====== MATERIAL PROVIDED ======

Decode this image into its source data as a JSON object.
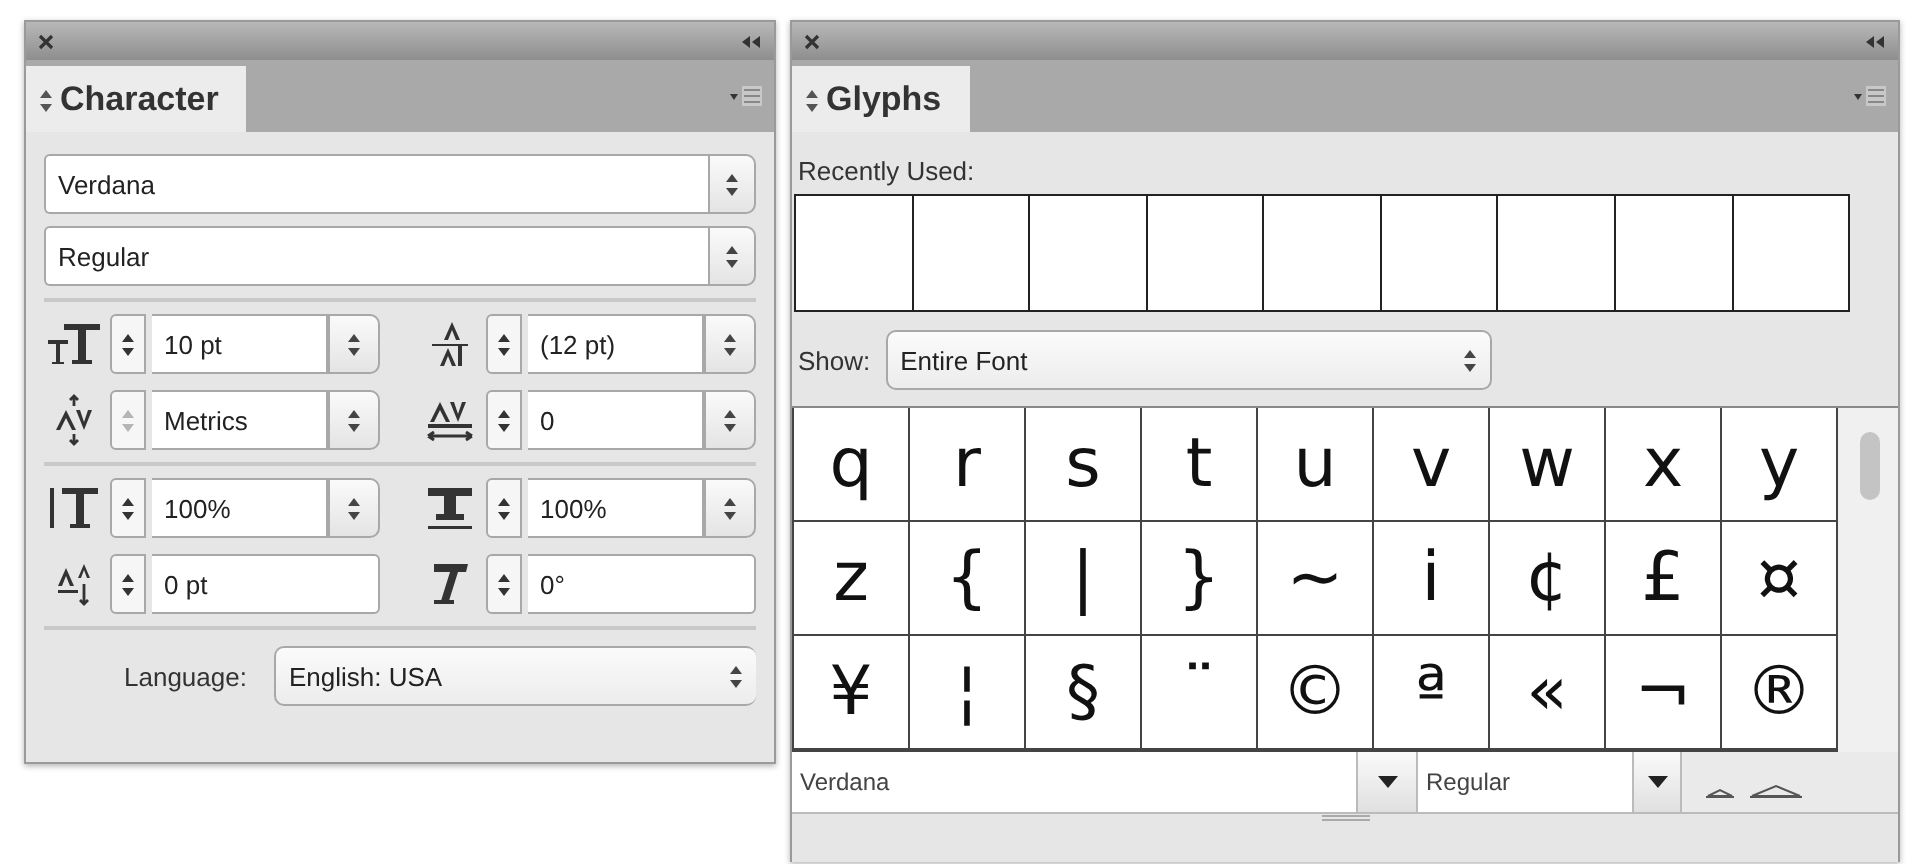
{
  "character_panel": {
    "tab": {
      "label": "Character",
      "selected": true
    },
    "font_family": "Verdana",
    "font_style": "Regular",
    "fields": [
      {
        "kind": "size",
        "value": "10 pt",
        "dropdown": true,
        "stepper_disabled": false
      },
      {
        "kind": "leading",
        "value": "(12 pt)",
        "dropdown": true,
        "stepper_disabled": false
      },
      {
        "kind": "kerning",
        "value": "Metrics",
        "dropdown": true,
        "stepper_disabled": true
      },
      {
        "kind": "tracking",
        "value": "0",
        "dropdown": true,
        "stepper_disabled": false
      },
      {
        "kind": "vscale",
        "value": "100%",
        "dropdown": true,
        "stepper_disabled": false
      },
      {
        "kind": "hscale",
        "value": "100%",
        "dropdown": true,
        "stepper_disabled": false
      },
      {
        "kind": "baseline",
        "value": "0 pt",
        "dropdown": false,
        "stepper_disabled": false
      },
      {
        "kind": "skew",
        "value": "0°",
        "dropdown": false,
        "stepper_disabled": false
      }
    ],
    "language_label": "Language:",
    "language": "English: USA"
  },
  "glyphs_panel": {
    "tab": {
      "label": "Glyphs",
      "selected": true
    },
    "recently_used_label": "Recently Used:",
    "show_label": "Show:",
    "show_value": "Entire Font",
    "glyphs": [
      "q",
      "r",
      "s",
      "t",
      "u",
      "v",
      "w",
      "x",
      "y",
      "z",
      "{",
      "|",
      "}",
      "~",
      "i",
      "¢",
      "£",
      "¤",
      "¥",
      "¦",
      "§",
      "¨",
      "©",
      "ª",
      "«",
      "¬",
      "®"
    ],
    "font_family": "Verdana",
    "font_style": "Regular"
  }
}
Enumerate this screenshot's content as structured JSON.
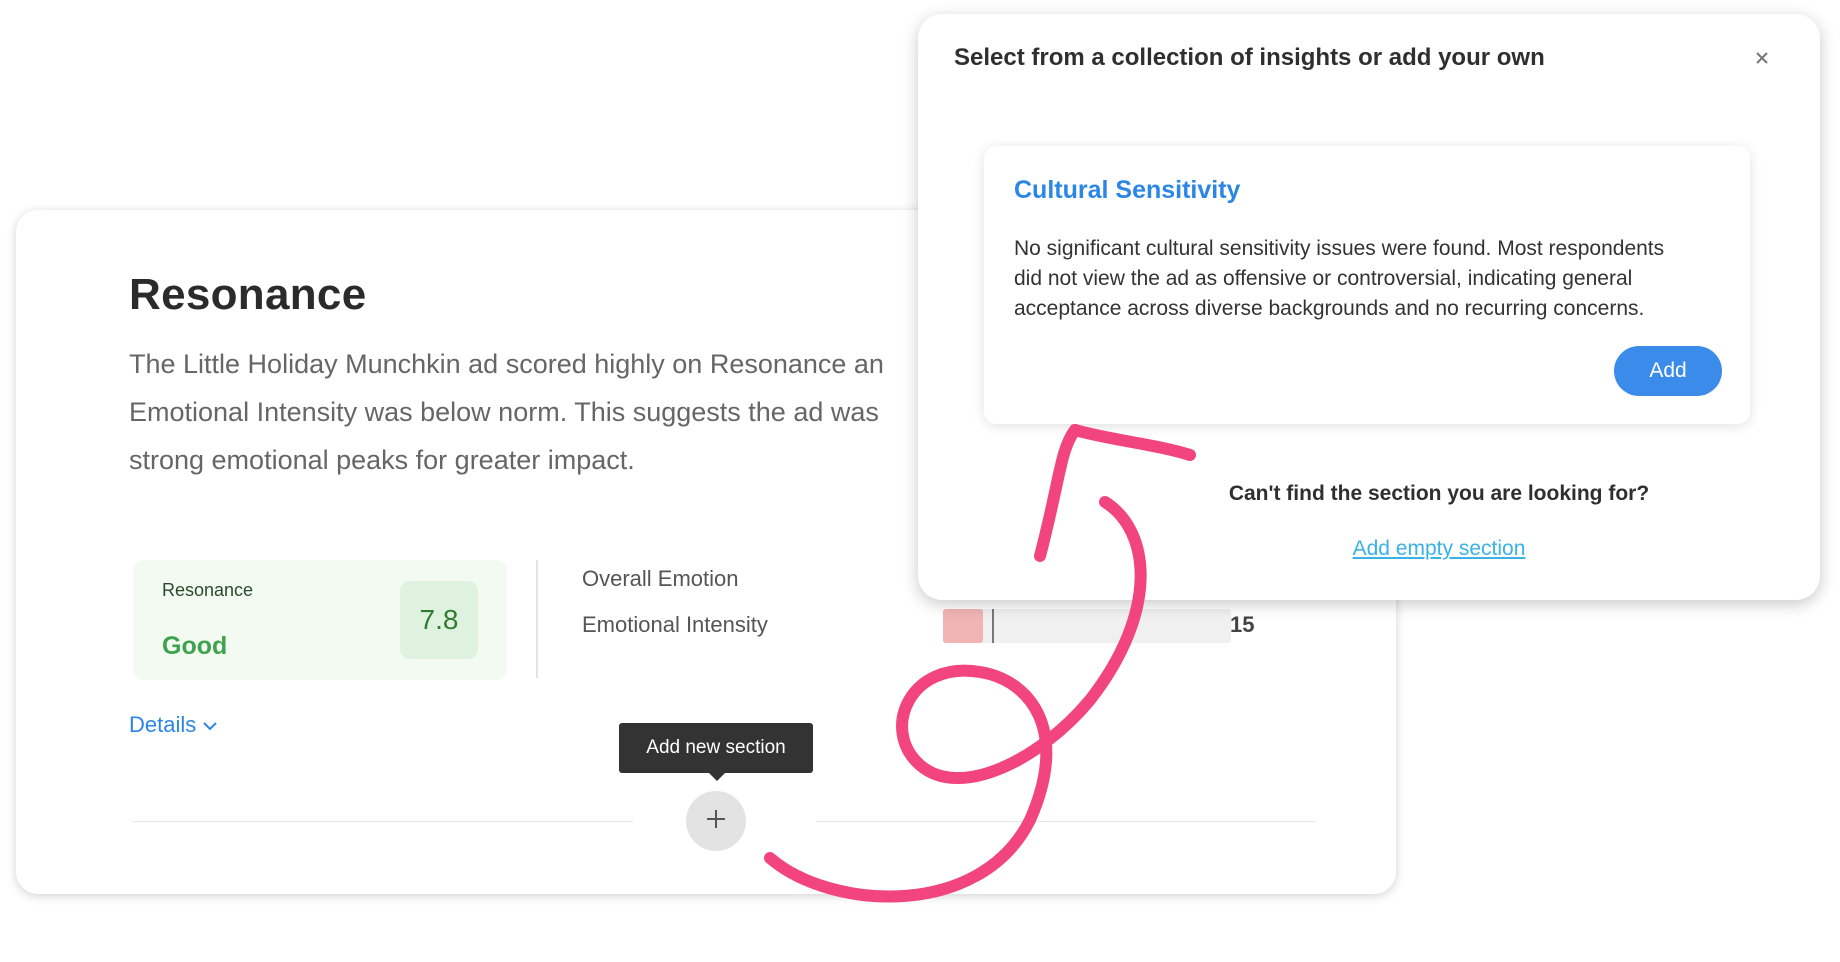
{
  "card": {
    "title": "Resonance",
    "description_lines": [
      "The Little Holiday Munchkin ad scored highly on Resonance an",
      "Emotional Intensity was below norm. This suggests the ad was",
      "strong emotional peaks for greater impact."
    ],
    "score": {
      "label": "Resonance",
      "rating": "Good",
      "value": "7.8"
    },
    "metrics": [
      {
        "label": "Overall Emotion"
      },
      {
        "label": "Emotional Intensity",
        "value": "15"
      }
    ],
    "details_label": "Details",
    "tooltip": "Add new section"
  },
  "modal": {
    "title": "Select from a collection of insights or add your own",
    "insight": {
      "title": "Cultural Sensitivity",
      "body_lines": [
        "No significant cultural sensitivity issues were found. Most respondents",
        "did not view the ad as offensive or controversial, indicating general",
        "acceptance across diverse backgrounds and no recurring concerns."
      ],
      "add_label": "Add"
    },
    "question": "Can't find the section you are looking for?",
    "link_label": "Add empty section"
  },
  "colors": {
    "accent_blue": "#2b86e6",
    "button_blue": "#3b8beb",
    "good_green": "#3fa34d",
    "annotation_pink": "#f2447e"
  }
}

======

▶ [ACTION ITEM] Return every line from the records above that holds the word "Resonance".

▶ [REPLY TO THE EXERCISE]
    "title": "Resonance",
      "The Little Holiday Munchkin ad scored highly on Resonance an",
      "label": "Resonance",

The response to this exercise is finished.